**What is required:** Give the entries again, exactly as they stand.
= Beginning of Section =
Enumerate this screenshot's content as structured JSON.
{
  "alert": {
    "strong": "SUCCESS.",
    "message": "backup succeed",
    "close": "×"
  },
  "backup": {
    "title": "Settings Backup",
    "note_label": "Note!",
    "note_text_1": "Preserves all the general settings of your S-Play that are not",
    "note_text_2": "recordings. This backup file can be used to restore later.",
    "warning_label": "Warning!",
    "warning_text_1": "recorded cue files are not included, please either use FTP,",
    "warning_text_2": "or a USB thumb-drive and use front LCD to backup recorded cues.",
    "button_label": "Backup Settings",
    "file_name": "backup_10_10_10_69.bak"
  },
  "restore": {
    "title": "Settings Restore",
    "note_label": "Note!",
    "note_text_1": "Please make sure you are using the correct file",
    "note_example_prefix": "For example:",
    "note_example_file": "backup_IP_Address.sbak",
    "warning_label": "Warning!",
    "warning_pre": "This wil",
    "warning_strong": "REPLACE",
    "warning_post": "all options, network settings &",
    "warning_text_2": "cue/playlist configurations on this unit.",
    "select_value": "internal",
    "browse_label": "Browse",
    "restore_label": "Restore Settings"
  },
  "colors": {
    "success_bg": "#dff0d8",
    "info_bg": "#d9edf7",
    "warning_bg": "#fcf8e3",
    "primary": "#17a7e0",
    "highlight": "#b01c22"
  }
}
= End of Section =
**Result of the task:**
Enumerate this screenshot's content as structured JSON.
{
  "alert": {
    "strong": "SUCCESS.",
    "message": "backup succeed",
    "close": "×"
  },
  "backup": {
    "title": "Settings Backup",
    "note_label": "Note!",
    "note_text_1": "Preserves all the general settings of your S-Play that are not",
    "note_text_2": "recordings. This backup file can be used to restore later.",
    "warning_label": "Warning!",
    "warning_text_1": "recorded cue files are not included, please either use FTP,",
    "warning_text_2": "or a USB thumb-drive and use front LCD to backup recorded cues.",
    "button_label": "Backup Settings",
    "file_name": "backup_10_10_10_69.bak"
  },
  "restore": {
    "title": "Settings Restore",
    "note_label": "Note!",
    "note_text_1": "Please make sure you are using the correct file",
    "note_example_prefix": "For example:",
    "note_example_file": "backup_IP_Address.sbak",
    "warning_label": "Warning!",
    "warning_pre": "This wil",
    "warning_strong": "REPLACE",
    "warning_post": "all options, network settings &",
    "warning_text_2": "cue/playlist configurations on this unit.",
    "select_value": "internal",
    "browse_label": "Browse",
    "restore_label": "Restore Settings"
  },
  "colors": {
    "success_bg": "#dff0d8",
    "info_bg": "#d9edf7",
    "warning_bg": "#fcf8e3",
    "primary": "#17a7e0",
    "highlight": "#b01c22"
  }
}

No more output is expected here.